Witness sound editor Ben Keene gives us a peek inside his editing studio, and his experience with the “musical illusion”: the song of conversation
The first editing job I ever did involving the spoken word was for a meditation app. This was a challenge because meditation recordings by their nature are soporific. The practitioners I was recording and editing often spoke in a monotone, staying with the same tone for about an hour at a time. Trying to pay attention and edit out small mistakes was very difficult.
After a few sessions, I started to lose my grip on reality. Drooling in front of my computer, making edits while half listening to sweeping generalisations about how to deal with panic attacks (and once, a well-meaning but ham-fisted and improvised attempt to walk someone through thoughts of self-harm).
This kind of performed voice is not that interesting for me: its restricted nature is hard to engage with. I find editing animated conversation far more fascinating and fulfilling. This is because, even though you may not realize it, every time we talk, we are singing. It’s a beautiful fact of human communication that tone (or, if you want a musical term, pitch) is a major part of how we gather information. It suggests things like mood or intention, expresses irony or conveys whether we’re asking a question.
If you’re editing an interesting conversation, the rhythm and pitch flows and fluctuates constantly. It is my task as an editor cut out all the ums, ahs and stutters that litter a real life conversation, to make it more palatable to the external listener. While the stutters go un-noted when we hear them in real time, the act of recording distorts them. Because they no longer takes place in real time, they register as more significant.
When you listen to the podcasts on Witness, do you notice the edits? From the pit of my soul, I hope not. I want to create an illusion, a conversation that would never take place in real life. This means keeping intact the flow and song of a conversation, while still cutting as much unwanted material as possible.
Sometimes it’s best to keep an um or a stutter, because to cut it out would show my hand.

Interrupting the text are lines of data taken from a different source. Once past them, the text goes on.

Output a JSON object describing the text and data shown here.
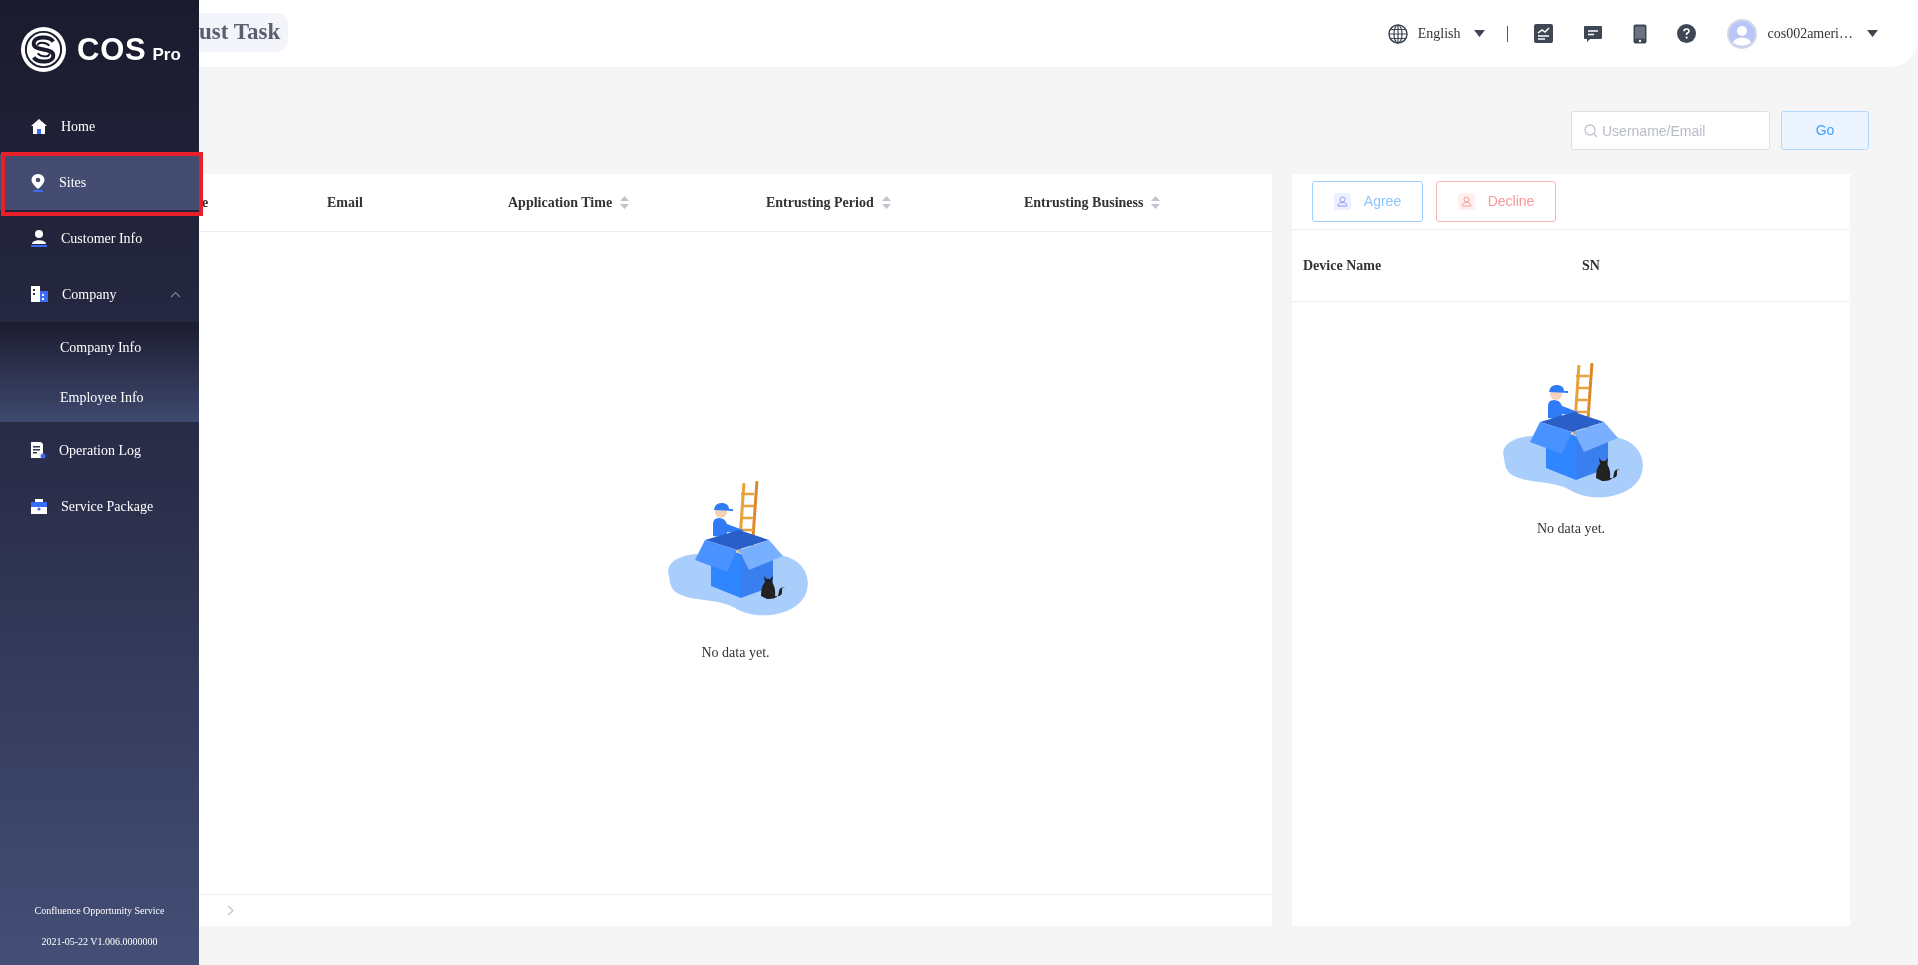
{
  "sidebar": {
    "logo": {
      "wordmark": "COS",
      "suffix": "Pro"
    },
    "items": [
      {
        "label": "Home",
        "kind": "home",
        "selected": false,
        "highlighted": false
      },
      {
        "label": "Sites",
        "kind": "pin",
        "selected": true,
        "highlighted": true
      },
      {
        "label": "Customer Info",
        "kind": "person",
        "selected": false,
        "highlighted": false
      },
      {
        "label": "Company",
        "kind": "building",
        "selected": false,
        "highlighted": false,
        "expanded": true,
        "children": [
          {
            "label": "Company Info",
            "selected": false
          },
          {
            "label": "Employee Info",
            "selected": false
          }
        ]
      },
      {
        "label": "Operation Log",
        "kind": "log",
        "selected": false,
        "highlighted": false
      },
      {
        "label": "Service Package",
        "kind": "package",
        "selected": false,
        "highlighted": false
      }
    ],
    "footer": {
      "name": "Confluence Opportunity Service",
      "version": "2021-05-22 V1.006.0000000"
    }
  },
  "header": {
    "title": "ust Task",
    "language": "English",
    "user": "cos002ameri…"
  },
  "search": {
    "placeholder": "Username/Email",
    "button": "Go"
  },
  "task_table": {
    "columns": [
      {
        "label": "e",
        "sortable": false
      },
      {
        "label": "Email",
        "sortable": false
      },
      {
        "label": "Application Time",
        "sortable": true
      },
      {
        "label": "Entrusting Period",
        "sortable": true
      },
      {
        "label": "Entrusting Business",
        "sortable": true
      }
    ],
    "empty_text": "No data yet."
  },
  "device_panel": {
    "actions": [
      {
        "label": "Agree",
        "kind": "agree"
      },
      {
        "label": "Decline",
        "kind": "decline"
      }
    ],
    "columns": [
      "Device Name",
      "SN"
    ],
    "empty_text": "No data yet."
  }
}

But in any interview you listen to (if the job has been done properly) a lot of material has been cut out in order to create a feeling of certainty to the listener. In the moment, a speaker may have been constructing a thought in real time, with long pauses and several re-casts of sentences: but in the recording, you only hear a little of that process.
I don’t do this to create something fictitious. My ultimate desire is to make the conversation clearer to the listener. I liken it to the slight altering of photos, much as in the case of John Paul Filo and his photo of the 1971 Kate State Massacre. A student of photojournalism, he captured an iconic image of a woman screaming over the body of a gunned-down friend. It’s a powerful image that makes a statement about America’s relationship to gun laws.
However, there was a fence just behind the focus of the shot, and it looked as if the woman had a pole growing out of her head. The pole was unimportant and in fact detracted from the impact of the photo, so Filo removed it with some editing tricks. At the time, this was seen as highly unorthodox and controversial, but as photo-editing has developed it has become the norm, with both positive and negative implications.
Of course, editing includes the risk of changing the meaning and intent of an image. It’s a line you must judge on a case-by-case basis. While John Paul Filos’ intention seemed pure enough, there are countless other examples of photo alteration that do change the meaning of an image. It is my responsibility to make a point clearer, not to alter it.
When I’m editing an audio interview, a most peculiar thing happens. Almost by magic, the collection of words start to actually sing. Not metaphorically, but in reality. It’s an illusion that Diana Deuch articulated beautifully in her 1995 CD “Musical Illusions and Paradoxes”:
In our final demonstration, speech is made to be heard as song, and this is achieved without transforming the sounds in any way, or by adding any musical context, but simply by repeating a phrase several times over. The demonstration is based on a sentence at the beginning of the CD Musical Illusions and Paradoxes. When you listen to this sentence in the usual way, it appears to be spoken normally – as indeed it is. However, when you play the phrase that is embedded in it: “sometimes behave so strangely” over and over again, a curious thing happens. At some point, instead of appearing to be spoken, the words appear to be sung.
This is something a sound editor must fight against, because there’s a point where I cannot hear what is being said properly anymore. The music has taken over. I’ll be forced to leave it for a time and return to the phrase, hoping that the music has left me.
All the same, it persists. I haven’t heard the phrase “sometimes behaves so strangely” in years, but sometimes I still find myself humming its melody, its brief but oddly beautiful music. Its song.